  • Will Behun, McHenry County Community College, "Not so much heretical as insane: myth in classical Gnosticism."
  • Tom Carson, Loyola University Chicago, "The Problem of Misplaced Trust and Distrust."


  • David Hilbert, University of Illinois at Chicago, "Berkeley's Political Metaphysics."
  • Blake Dutton, Loyola University Chicago, "Extracting Gold from the Counterfeiter’s Bag: al-Ghazālī on the Tradition of Philosophy in Islam."
  • Sophia Mihic, Northeastern Illinois University, "Freedom, Property, and Privacy: The Political Economy of Abortion and Reproduction After Dobbs v. Jackson Women's Health Organization."
  • Raff Donelson, Chicago-Kent College of Law, "The Inherent Problem with Mass Incarceration."
  • Tyler Zimmer, University of Chicago, "Do Billionaires Deserve Their Wealth?"
  • Shireen Roshanravan, Northeastern Illinois University, "Pretending-to-be and Masterful Political Performance."


  • B.R. George, Carnegie Mellon University, "Painfully Literal Dudes."
  • Thirza Lagewaard, Free University, Amsterdam, “How Epistemic Injustice Can Deepen Disagreement.”
  • Agnes Callard, University of Chicago, “Is There Such a Thing as being Good or Bad at Philosophy?"
  • David Vessey, Grand Valley State University, "Collapsing Life and Art."
  • Alex Adamson, Northeastern Illinois University, “Against a Single History: Luxemburg and a Decolonial Critique of Political Economy.”


  • Jessica Gordon Roth, University of Minnesota, “Recovering Early Modern Women Writers: Some Tensions.” 
  • Jorge Montiel*, Marquette University, “ A Relational Analysis of Oppression: Group Injustice and Institutional Mediation.” 
  • Megan Hyska, Northwestern University, “Propaganda for Realists.” 
  • William Paris, Northwestern University, “What does it Mean to Have a Revolution in Culture? Frantz Fanon’s Speculative Method of Critique.” 
  • Seth Mayer, Manchester University, “Philosophy, Democracy, and Mass Incarceration.”
  • David Godden, Michigan State University, “Theorizing Testimony in Argumentative Contexts.”

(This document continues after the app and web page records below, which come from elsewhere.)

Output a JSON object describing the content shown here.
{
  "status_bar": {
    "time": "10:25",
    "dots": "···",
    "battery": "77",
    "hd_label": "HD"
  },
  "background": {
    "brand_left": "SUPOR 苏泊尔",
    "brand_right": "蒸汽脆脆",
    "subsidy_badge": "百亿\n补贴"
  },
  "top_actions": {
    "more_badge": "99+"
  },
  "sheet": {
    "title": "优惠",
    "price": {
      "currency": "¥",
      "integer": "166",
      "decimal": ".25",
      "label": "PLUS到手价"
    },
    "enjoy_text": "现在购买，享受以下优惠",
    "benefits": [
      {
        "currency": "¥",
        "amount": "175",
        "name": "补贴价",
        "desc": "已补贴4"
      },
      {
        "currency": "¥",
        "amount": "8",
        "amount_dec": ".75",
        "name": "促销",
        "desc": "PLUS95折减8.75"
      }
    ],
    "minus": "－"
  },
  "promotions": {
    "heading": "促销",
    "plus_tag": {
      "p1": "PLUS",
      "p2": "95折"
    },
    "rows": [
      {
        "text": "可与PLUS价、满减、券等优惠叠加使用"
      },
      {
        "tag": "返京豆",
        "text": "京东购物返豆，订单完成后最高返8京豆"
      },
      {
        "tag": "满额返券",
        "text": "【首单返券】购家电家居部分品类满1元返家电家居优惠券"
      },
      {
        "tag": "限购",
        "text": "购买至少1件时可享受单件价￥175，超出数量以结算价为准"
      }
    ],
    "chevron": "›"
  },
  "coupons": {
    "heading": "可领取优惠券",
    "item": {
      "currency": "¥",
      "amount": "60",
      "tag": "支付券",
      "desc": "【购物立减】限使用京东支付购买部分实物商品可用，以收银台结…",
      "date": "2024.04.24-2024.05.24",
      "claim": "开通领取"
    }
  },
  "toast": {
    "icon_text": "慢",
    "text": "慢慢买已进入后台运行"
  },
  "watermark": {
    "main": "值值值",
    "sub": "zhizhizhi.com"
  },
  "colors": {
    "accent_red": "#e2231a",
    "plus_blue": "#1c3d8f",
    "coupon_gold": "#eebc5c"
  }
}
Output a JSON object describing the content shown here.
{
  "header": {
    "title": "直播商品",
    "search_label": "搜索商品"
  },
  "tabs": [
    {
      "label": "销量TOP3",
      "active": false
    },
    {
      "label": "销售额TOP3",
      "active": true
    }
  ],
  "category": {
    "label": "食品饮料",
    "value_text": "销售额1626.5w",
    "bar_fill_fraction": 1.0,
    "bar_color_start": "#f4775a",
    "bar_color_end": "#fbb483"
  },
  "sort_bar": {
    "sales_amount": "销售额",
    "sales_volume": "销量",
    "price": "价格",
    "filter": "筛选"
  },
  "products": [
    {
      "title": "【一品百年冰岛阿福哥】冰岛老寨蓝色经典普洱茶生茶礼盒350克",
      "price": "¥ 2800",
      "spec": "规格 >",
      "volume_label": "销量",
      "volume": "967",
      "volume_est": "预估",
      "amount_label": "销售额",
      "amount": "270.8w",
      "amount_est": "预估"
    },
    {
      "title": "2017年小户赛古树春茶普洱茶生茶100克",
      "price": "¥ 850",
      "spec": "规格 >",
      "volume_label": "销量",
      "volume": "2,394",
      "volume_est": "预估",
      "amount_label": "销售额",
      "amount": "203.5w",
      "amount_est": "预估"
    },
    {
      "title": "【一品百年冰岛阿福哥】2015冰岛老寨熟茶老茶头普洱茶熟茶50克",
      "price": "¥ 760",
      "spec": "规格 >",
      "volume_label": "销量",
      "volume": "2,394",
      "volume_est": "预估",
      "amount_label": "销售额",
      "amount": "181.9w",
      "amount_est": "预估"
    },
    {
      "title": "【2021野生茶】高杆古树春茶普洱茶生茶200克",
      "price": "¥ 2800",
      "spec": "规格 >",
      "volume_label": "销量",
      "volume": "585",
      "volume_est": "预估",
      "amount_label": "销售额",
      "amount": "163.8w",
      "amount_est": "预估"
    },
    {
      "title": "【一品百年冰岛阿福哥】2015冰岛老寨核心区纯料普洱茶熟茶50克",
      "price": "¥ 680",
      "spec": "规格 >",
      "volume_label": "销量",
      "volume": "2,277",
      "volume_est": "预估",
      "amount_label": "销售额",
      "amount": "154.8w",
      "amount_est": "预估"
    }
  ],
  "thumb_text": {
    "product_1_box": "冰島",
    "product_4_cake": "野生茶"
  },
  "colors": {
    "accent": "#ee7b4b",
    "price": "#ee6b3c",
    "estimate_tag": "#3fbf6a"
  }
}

  • Scott Aikin, Vanderbilt University, “The Antinomies of Meta-philosophy.” 
  • Desmond Jagmohan*, University of California, Berkeley, “Dominus before Domination: Harriet Jacobs and the Meaning of Slavery.” 


  • John Casey, Northeastern Illinois University, "Argument Pacifism."



  • Scott Aikin, Vanderbilt University, "Why We Argue: A Deliberative Democratic Reply to Plato.”

*Denotes scholar as a graduate of Northeastern Illinois University